Imaggeo on Mondays: Hot and cold – how ash influences glacial landscapes

This week’s Imaggeo on Mondays is brought to you by Joanna Nield, a lecturer in physical geography at the University of Southampton. Nield explains how volcanic eruptions can impact glaciers and how ash fall can both accelerate and slow down glacial melt…

“Fjallsjökull after the 2011 Grímsvötn eruption” by Joanna Nield, distributed by the EGU under a Creative Commons licence.

“Fjallsjökull after the 2011 Grímsvötn eruption” by Joanna Nield, distributed by the EGU under a Creative Commons licence.

This photo was taken at Fjallsjökull, Iceland in July 2011, shortly after the eruption of Grímsvötn volcano (21 – 30 May 2011).  The Grímsvötn volcanic eruption partially covered many of the surrounding glaciers in a spatially variable layer of tephra ash.

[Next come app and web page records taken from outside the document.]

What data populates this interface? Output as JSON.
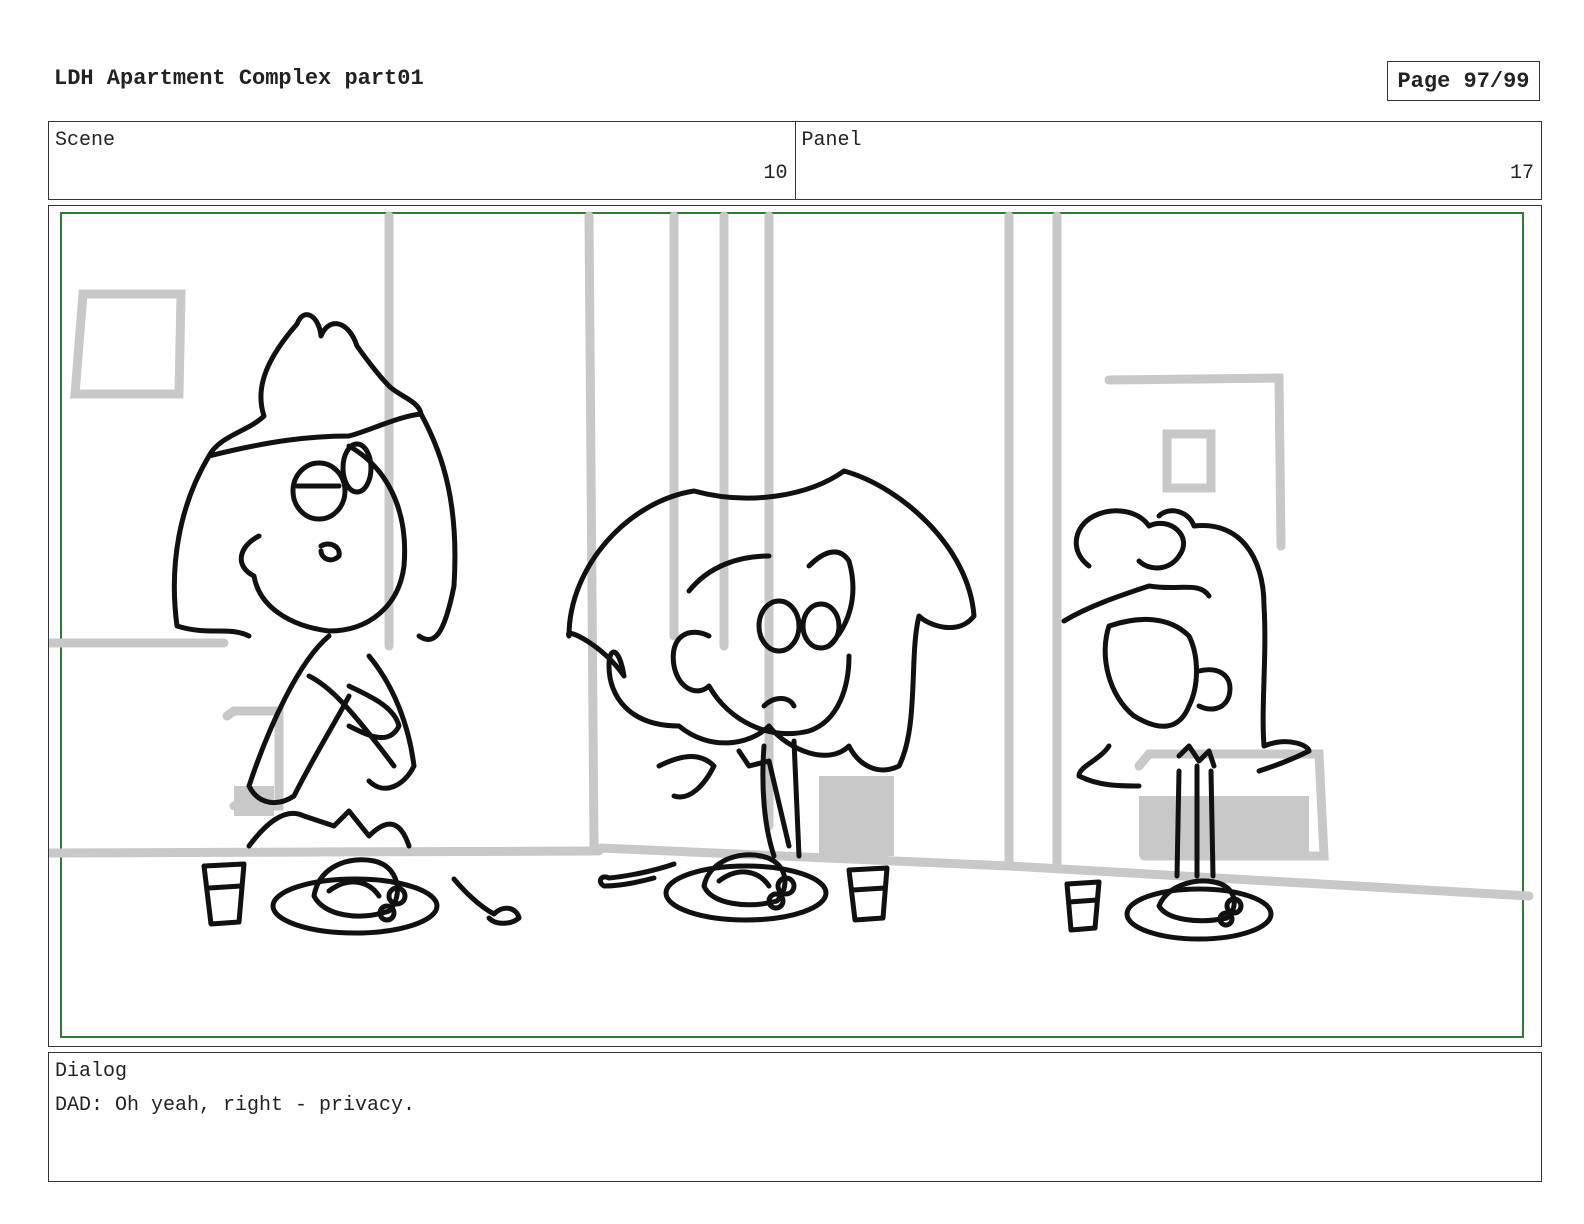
{
  "header": {
    "title": "LDH Apartment Complex part01",
    "page": "Page 97/99"
  },
  "scene": {
    "label": "Scene",
    "value": "10"
  },
  "panel": {
    "label": "Panel",
    "value": "17"
  },
  "dialog": {
    "label": "Dialog",
    "text": "DAD: Oh yeah, right - privacy."
  },
  "colors": {
    "border": "#333333",
    "frame_green": "#2e7d32",
    "background_lines": "#c8c8c8",
    "ink": "#111111"
  }
}
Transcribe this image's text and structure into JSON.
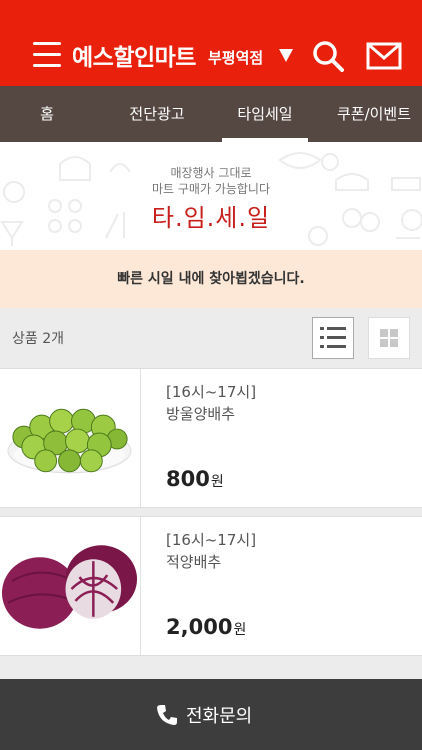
{
  "header": {
    "title": "예스할인마트",
    "branch": "부평역점",
    "icons": {
      "menu": "menu-icon",
      "dropdown": "triangle-down-icon",
      "search": "search-icon",
      "mail": "mail-icon"
    },
    "colors": {
      "brand": "#e8200c",
      "tab_bar": "#554843"
    }
  },
  "tabs": [
    {
      "label": "홈",
      "active": false
    },
    {
      "label": "전단광고",
      "active": false
    },
    {
      "label": "타임세일",
      "active": true
    },
    {
      "label": "쿠폰/이벤트",
      "active": false
    }
  ],
  "banner": {
    "line1": "매장행사 그대로",
    "line2": "마트 구매가 가능합니다",
    "title": "타.임.세.일",
    "title_color": "#c8201c"
  },
  "notice": {
    "text": "빠른 시일 내에 찾아뵙겠습니다."
  },
  "list": {
    "count_label": "상품 2개",
    "view_modes": {
      "list": "list-view-icon",
      "grid": "grid-view-icon"
    }
  },
  "products": [
    {
      "time": "[16시~17시]",
      "name": "방울양배추",
      "price": "800",
      "unit": "원",
      "image": "brussels-sprouts-image"
    },
    {
      "time": "[16시~17시]",
      "name": "적양배추",
      "price": "2,000",
      "unit": "원",
      "image": "red-cabbage-image"
    }
  ],
  "footer": {
    "label": "전화문의",
    "icon": "phone-icon"
  }
}
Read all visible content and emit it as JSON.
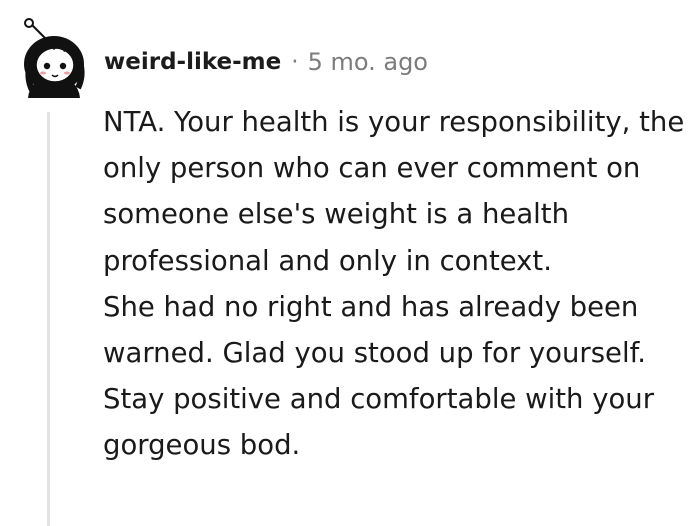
{
  "comment": {
    "author": "weird-like-me",
    "separator": "·",
    "timestamp": "5 mo. ago",
    "avatar_icon": "snoo-avatar-icon",
    "paragraphs": [
      "NTA. Your health is your responsibility, the only person who can ever comment on someone else's weight is a health professional and only in context.",
      "She had no right and has already been warned. Glad you stood up for yourself. Stay positive and comfortable with your gorgeous bod."
    ]
  },
  "colors": {
    "text": "#1a1a1b",
    "meta": "#7c7c7c",
    "thread_line": "#e3e3e3"
  }
}
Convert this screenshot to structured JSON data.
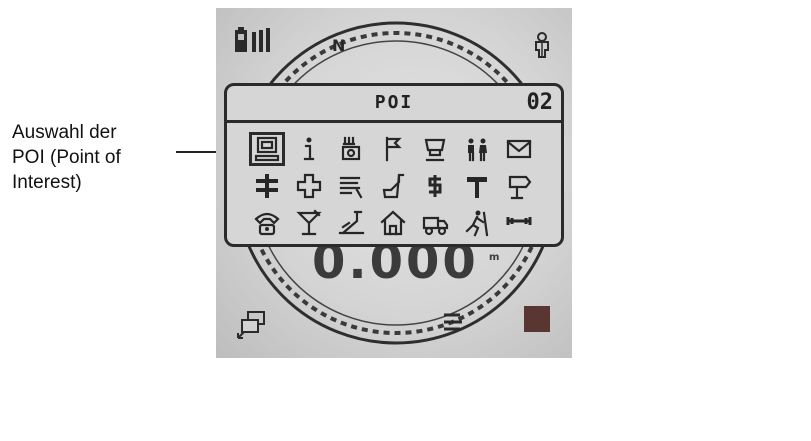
{
  "annotation": {
    "text": "Auswahl der\nPOI (Point of\nInterest)"
  },
  "screen": {
    "compass_label": "N",
    "distance": {
      "value": "0.000",
      "unit": "m"
    }
  },
  "poi_menu": {
    "title": "POI",
    "page": "02",
    "selected_index": 0,
    "icons": [
      "computer-icon",
      "info-icon",
      "restaurant-icon",
      "flag-icon",
      "shop-icon",
      "toilet-icon",
      "mail-icon",
      "crossroads-icon",
      "first-aid-icon",
      "bed-icon",
      "water-icon",
      "dollar-icon",
      "hammer-icon",
      "signpost-icon",
      "phone-icon",
      "cocktail-icon",
      "pool-icon",
      "house-icon",
      "car-icon",
      "hiking-icon",
      "wrench-icon"
    ]
  }
}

Fjallsjökull (and Hrútárjökull, the smaller lobe on the left of this photo) were south-east of the volcano, exposing them to the dominant wind moving the ash plume and the subsequent ash fall.  We were lucky enough to use terrestrial laser scanning to study the impact on nearby Svínafellsjökull soon after the eruption with funding from the Royal Society – our daily surface measurements showed that shortly after an eruption, ice melt rates could be reduced by as much as 59% compared to clean ice model predictions.

When ash covers an ice surface, it changes the rate that snow and ice is lost from the glacier (the ablation rate).  Dark coloured ash will reduce the albedo (reflectiveness) of the surface, causing it to absorb more heat. This causes an increase in melt rates for thin debris layers, but thick layers of ash insulate the ice and reduce melt.  On top of this, complex feedbacks between debris cover, meltwater and surface shape redistribute ash and change surface roughness – which also influences ablation rates.  It is important to understand these ash-ice interactions as well as feedbacks between the surface and atmosphere to better quantify the impact of volcanic eruptions in glaciated landscapes.

By Joanna Nield, University of Southampton


Nield, J.M., Chiverrell, R.C., Darby, S.E., Leyland, J., Vircavs, L.H., Jacobs, B.:  Complex spatial feedbacks of tephra redistribution, ice melt and surface roughness modulate ablation on tephra covered glaciers. Earth Surface Processes and Landforms, 38: 95-102, 2013

Nield, J.M., King, J., Wiggs, G.F.S., Leyland, J., Bryant, R.G., Chiverrell, R.C., Darby, S.E., Eckardt, F.D., Thomas, D.S.G., Vircavs, L.H., Washington, R.: Estimating aerodynamic roughness over complex surface terrain.  Journal of Geophysical Research – Atmospheres, 2013

The EGU’s open access geoscience image repository has a new and improved home at! We’ve redesigned the website to give the database a more modern, image-based layout and have implemented a fully responsive page design. This means the new website adapts to the visitor’s screen size and looks good whether you’re using a smartphone, tablet or laptop.

Photos uploaded to Imaggeo are licensed under Creative Commons, meaning they can be used by scientists, the public, and even the press, provided the original author is credited. Further, you can now choose how you would like to licence your work. Users can also connect to Imaggeo through their social media accounts too! Find out more about the relaunch on the EGU website. 


  1. Nice image. You can also read my post about a trip to the crater to see the effects of tephra on the snow and ice higher up.


Leave a Reply

Your email address will not be published. Required fields are marked *

You may use these HTML tags and attributes: <a href="" title=""> <abbr title=""> <acronym title=""> <b> <blockquote cite=""> <cite> <code> <del datetime=""> <em> <i> <q cite=""> <s> <strike> <strong>